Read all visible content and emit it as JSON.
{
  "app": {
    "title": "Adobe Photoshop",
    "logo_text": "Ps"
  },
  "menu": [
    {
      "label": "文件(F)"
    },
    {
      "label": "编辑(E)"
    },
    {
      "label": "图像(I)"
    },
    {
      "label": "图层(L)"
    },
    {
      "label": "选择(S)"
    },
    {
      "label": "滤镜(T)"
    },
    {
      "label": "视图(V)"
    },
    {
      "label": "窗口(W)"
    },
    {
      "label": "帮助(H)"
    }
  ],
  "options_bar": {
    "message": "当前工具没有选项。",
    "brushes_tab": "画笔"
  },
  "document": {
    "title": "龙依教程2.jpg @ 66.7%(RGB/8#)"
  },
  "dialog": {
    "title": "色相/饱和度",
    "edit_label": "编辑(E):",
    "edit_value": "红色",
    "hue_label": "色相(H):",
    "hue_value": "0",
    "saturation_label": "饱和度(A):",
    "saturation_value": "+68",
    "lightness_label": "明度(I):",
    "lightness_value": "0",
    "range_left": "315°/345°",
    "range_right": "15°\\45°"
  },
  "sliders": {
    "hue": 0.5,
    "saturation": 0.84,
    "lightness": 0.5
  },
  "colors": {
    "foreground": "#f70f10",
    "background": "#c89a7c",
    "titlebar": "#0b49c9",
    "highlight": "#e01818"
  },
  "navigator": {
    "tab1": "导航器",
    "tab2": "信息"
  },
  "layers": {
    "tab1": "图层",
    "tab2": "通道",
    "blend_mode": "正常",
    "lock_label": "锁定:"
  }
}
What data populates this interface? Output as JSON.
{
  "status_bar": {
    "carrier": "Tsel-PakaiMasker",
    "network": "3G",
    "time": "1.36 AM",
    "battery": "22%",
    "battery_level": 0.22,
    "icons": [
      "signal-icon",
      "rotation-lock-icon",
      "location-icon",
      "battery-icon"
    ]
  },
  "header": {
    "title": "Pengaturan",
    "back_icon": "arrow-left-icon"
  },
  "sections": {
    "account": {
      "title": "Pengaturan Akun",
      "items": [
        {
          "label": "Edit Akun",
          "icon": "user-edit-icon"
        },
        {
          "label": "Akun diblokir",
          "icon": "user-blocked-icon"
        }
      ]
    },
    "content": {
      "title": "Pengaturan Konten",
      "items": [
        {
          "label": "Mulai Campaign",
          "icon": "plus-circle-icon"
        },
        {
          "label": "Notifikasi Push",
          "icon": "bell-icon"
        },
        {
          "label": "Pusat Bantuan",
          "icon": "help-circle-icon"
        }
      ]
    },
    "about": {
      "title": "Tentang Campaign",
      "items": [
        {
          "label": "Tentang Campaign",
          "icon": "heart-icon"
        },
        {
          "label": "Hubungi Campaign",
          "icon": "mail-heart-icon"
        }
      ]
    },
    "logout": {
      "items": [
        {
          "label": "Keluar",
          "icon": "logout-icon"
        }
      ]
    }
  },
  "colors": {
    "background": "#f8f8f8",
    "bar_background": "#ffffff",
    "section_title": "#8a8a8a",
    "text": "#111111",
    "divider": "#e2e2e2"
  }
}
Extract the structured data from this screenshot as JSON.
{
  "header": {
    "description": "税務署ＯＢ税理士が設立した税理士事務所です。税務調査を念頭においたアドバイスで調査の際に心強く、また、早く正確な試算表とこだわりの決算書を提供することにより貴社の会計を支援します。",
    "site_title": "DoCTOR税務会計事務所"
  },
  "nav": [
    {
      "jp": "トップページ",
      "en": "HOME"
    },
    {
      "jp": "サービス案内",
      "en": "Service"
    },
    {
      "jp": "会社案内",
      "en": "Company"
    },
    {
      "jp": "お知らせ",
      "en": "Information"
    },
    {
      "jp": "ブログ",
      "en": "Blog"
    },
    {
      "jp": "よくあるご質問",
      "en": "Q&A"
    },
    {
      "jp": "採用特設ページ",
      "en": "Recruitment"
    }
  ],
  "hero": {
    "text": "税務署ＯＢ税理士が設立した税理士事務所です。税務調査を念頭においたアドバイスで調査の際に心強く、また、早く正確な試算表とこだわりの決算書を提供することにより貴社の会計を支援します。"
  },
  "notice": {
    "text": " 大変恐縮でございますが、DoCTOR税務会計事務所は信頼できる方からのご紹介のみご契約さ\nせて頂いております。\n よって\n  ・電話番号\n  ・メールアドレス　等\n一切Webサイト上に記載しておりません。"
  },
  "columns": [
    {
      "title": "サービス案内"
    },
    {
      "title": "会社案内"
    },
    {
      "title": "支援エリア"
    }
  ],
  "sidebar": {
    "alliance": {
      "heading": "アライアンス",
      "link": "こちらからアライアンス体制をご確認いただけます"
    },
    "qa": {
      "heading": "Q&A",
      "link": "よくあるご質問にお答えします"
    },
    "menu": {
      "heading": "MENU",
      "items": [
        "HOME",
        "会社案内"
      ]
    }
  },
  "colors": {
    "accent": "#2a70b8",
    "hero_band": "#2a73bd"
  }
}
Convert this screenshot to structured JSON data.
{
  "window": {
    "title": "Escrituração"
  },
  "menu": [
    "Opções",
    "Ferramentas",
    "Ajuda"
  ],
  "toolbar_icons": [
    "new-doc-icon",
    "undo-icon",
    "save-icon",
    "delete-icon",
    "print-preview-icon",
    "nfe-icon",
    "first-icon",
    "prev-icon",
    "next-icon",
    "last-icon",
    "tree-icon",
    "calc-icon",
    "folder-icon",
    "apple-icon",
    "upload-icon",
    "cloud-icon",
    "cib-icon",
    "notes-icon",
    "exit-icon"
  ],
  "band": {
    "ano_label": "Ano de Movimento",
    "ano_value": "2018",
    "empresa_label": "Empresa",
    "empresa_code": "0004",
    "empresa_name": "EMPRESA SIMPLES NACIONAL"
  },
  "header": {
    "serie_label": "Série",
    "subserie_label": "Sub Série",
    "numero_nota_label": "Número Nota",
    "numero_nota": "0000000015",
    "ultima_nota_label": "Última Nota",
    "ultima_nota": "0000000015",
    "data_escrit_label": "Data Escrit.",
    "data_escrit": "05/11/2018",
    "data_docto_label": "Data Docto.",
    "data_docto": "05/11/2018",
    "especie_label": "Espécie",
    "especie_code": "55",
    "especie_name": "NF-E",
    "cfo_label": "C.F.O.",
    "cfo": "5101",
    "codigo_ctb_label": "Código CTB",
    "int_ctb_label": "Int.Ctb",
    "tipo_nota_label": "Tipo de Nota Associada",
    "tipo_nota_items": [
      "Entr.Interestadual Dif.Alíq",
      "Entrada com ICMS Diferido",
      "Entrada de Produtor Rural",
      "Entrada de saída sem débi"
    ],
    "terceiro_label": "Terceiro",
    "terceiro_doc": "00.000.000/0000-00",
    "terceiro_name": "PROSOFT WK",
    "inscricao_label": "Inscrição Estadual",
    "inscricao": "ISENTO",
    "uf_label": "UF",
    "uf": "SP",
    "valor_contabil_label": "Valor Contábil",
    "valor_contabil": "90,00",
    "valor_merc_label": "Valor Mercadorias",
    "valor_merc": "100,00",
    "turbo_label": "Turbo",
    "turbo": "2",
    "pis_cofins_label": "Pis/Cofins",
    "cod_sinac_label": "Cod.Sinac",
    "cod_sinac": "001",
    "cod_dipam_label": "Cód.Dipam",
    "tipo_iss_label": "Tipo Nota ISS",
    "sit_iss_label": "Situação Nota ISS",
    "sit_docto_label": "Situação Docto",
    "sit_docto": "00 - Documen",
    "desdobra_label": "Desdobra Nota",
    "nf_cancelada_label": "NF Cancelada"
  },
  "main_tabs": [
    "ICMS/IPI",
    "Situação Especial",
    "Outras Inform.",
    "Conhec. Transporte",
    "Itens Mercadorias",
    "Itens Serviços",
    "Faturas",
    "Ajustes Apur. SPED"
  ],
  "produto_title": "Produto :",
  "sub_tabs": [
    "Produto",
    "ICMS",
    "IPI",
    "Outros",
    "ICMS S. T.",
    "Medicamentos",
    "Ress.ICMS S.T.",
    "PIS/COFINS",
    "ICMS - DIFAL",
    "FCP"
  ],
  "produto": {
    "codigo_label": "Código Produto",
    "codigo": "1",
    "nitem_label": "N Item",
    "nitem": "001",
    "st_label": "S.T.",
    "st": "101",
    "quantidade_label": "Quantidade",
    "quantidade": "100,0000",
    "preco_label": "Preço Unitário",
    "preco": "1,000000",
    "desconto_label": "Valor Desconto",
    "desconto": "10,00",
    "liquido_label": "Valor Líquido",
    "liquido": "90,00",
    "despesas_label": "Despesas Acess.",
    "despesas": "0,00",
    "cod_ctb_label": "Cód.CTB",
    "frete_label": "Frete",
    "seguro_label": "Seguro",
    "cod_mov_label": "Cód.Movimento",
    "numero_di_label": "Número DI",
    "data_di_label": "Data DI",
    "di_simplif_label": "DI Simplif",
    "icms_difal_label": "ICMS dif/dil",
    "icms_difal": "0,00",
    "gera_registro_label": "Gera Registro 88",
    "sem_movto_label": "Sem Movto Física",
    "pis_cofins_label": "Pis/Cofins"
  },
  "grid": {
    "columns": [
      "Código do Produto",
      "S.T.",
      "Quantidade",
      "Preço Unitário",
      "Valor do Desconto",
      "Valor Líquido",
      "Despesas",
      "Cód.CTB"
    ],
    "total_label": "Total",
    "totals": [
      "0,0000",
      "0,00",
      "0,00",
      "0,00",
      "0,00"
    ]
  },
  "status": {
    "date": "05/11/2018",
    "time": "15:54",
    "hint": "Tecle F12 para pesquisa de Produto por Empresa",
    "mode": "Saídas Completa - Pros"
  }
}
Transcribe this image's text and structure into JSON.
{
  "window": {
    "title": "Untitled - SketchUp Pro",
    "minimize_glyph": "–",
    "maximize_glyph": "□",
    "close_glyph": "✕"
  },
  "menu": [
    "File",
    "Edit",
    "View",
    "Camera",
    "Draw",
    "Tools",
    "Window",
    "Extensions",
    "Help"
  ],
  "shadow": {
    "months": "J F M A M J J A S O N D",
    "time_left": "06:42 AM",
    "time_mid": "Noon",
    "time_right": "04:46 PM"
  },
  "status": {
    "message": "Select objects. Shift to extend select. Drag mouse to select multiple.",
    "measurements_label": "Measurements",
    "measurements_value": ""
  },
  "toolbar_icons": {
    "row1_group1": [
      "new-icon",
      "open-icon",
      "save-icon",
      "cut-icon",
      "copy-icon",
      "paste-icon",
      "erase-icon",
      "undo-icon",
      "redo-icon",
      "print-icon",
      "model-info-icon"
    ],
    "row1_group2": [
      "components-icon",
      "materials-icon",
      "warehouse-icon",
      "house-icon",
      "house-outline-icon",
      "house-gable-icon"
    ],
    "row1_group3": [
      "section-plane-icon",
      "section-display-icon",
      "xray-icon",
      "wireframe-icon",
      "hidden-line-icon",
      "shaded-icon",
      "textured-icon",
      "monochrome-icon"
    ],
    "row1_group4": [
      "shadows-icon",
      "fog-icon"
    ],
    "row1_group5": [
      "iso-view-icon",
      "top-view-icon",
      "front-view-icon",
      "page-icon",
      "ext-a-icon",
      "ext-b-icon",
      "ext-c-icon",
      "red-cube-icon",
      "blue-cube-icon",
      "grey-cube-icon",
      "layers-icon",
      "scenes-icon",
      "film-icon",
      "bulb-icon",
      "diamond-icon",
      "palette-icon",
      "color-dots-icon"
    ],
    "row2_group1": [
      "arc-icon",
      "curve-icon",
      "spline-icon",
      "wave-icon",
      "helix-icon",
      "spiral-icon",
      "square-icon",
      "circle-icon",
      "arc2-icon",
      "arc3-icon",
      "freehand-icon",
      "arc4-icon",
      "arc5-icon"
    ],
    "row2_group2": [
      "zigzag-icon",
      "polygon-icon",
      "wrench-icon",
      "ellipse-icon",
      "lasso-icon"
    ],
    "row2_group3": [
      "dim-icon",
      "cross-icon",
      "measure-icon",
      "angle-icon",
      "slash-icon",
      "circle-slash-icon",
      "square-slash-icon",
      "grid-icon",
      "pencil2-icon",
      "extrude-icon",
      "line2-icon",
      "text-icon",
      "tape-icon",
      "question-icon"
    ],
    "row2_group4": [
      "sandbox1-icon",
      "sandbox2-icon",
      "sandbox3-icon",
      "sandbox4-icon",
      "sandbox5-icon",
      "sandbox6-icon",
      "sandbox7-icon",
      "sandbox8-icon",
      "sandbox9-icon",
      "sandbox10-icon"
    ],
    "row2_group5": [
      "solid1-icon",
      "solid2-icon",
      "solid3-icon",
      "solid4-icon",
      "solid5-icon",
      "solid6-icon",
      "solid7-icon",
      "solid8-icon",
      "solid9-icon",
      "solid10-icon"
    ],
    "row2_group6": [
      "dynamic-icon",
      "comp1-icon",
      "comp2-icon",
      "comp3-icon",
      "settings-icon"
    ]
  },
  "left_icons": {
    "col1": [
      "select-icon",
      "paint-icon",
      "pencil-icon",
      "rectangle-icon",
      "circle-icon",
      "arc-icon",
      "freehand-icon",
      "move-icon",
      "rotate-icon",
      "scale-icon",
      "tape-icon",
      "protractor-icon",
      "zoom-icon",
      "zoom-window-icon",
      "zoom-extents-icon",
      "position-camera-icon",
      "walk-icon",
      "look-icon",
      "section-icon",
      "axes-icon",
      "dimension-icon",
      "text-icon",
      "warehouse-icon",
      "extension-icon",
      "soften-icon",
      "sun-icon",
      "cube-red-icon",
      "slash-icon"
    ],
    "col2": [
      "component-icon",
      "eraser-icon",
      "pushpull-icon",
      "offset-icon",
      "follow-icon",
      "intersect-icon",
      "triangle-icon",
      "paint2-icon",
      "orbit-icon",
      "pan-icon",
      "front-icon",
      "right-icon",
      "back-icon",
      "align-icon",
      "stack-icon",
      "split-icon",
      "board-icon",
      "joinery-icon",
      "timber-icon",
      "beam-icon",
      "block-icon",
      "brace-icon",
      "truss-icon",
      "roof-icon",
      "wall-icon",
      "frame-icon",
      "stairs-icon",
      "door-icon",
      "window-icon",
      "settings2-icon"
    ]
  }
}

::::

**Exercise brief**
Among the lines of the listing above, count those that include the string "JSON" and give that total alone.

**Solution**
5